Is it unsafe for SMBs to forward emails to corresponding Gmail accounts to take advantage of the spam filters if gateway-based spam filtering isn’t an option for budget reasons? What are some dangers or risks they could face by doing so?
Spam can have a negative effect on productivity and is a prime attack vector for phishing. Although most ISPs apply some form of antispam measures to incoming email traffic, they are generally passive, such as rejecting mail that’s sent directly to a secondary MX record rather than to a primary one, a common spammer tactic. Microsoft Exchange also comes with a number of out-of-the-box antispam features. Such measures prevent some spam from reaching your inbox, but more proactive gateway-based filtering products aren't cheap for budget-restricted organizations.

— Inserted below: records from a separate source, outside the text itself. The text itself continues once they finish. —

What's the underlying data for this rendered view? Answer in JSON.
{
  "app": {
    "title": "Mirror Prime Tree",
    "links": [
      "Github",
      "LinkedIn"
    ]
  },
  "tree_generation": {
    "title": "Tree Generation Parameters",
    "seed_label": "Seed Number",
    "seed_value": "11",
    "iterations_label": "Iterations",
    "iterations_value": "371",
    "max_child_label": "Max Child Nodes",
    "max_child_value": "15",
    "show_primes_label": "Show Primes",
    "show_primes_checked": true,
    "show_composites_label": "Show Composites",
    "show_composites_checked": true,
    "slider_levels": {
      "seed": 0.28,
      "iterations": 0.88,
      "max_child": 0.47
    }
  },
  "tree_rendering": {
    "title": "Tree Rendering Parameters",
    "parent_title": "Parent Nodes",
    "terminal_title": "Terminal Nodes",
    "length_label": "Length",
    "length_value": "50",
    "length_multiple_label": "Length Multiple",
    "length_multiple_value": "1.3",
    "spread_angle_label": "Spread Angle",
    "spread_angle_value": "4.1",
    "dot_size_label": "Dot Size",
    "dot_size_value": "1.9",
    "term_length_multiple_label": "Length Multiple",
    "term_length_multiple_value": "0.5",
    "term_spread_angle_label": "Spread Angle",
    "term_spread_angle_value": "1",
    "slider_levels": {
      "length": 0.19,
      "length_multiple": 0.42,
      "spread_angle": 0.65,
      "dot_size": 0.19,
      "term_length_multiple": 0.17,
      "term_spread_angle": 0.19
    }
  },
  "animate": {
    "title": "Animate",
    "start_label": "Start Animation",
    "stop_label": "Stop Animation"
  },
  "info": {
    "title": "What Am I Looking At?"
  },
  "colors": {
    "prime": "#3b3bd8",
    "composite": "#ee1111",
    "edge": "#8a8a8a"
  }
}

One way of benefiting from one of the best spam and malware filters, Gmail's Postini spam-filtering technology, is to forward users' emails to corresponding Gmail accounts, which would be set up and monitored by the organization. The enterprise version of Postini acts as an SMTP relay for an organization's existing mail services, so you are almost recreating the Postini filtering service, but for free. Also, as Gmail keeps a copy of all the mail it’s forwarding, you have an automatic online backup of all your mail.
This procedure means you have to manage and sync double the number of email addresses, which can generate quite a bit of extra work if you have a regular turnover of staff. A well-documented termination procedure would be necessary to ensure email accounts of departing employees are terminated or redirected to an alternative address, the latter requiring a password change of any Web-accessible accounts.
Depending on how your email is handled, there may be other alternative services you can consider. A free spam-filtering service that works in a similar fashion to the Gmail option, in that you need two email addresses per employee, is Spamfence. Mail is delivered to the first address, passed on to Spamfence for spam and virus checks, and the cleaned email is then delivered to the second address. SpamAssassin, a spam filter based on content-matching rules, can be used on servers running Linux, Mac, Unix or Windows and works with a number of email setups, including Gmail. It is distributed free under the same terms and conditions as the Apache Web server and is easy to configure and add new policy rules.
Another popular open source antispam gateway filter is MailScanner, which is based on SpamAssassin, but can incorporate multiple virus scanners in parallel to increase the level of security. It also provides other numerous email protection features, such as file name and file type blocking, and dangerous HTML checks. Blacklist look-ups can be used to reject a large percentage of messages with minimal overhead. It runs on Unix-based systems and is compatible with a wide range of mail systems and most configuration options can be controlled on a per-user, per-domain or per-IP basis. While MailScanner is a more capable tool, SpamAssassin may be better for organizations that may not want or need the extra configuration options.
If your organization is being overloaded with spam, filtering it by using one of the above offerings is certainly an option. The downside of forwarding it onto another mail service is you end up with double the number of email accounts to manage, and for a large organization this is probably going to be too onerous. My preference would be to run your own antispam gateway using an open source tool to keep your costs down.
This was first published in August 2011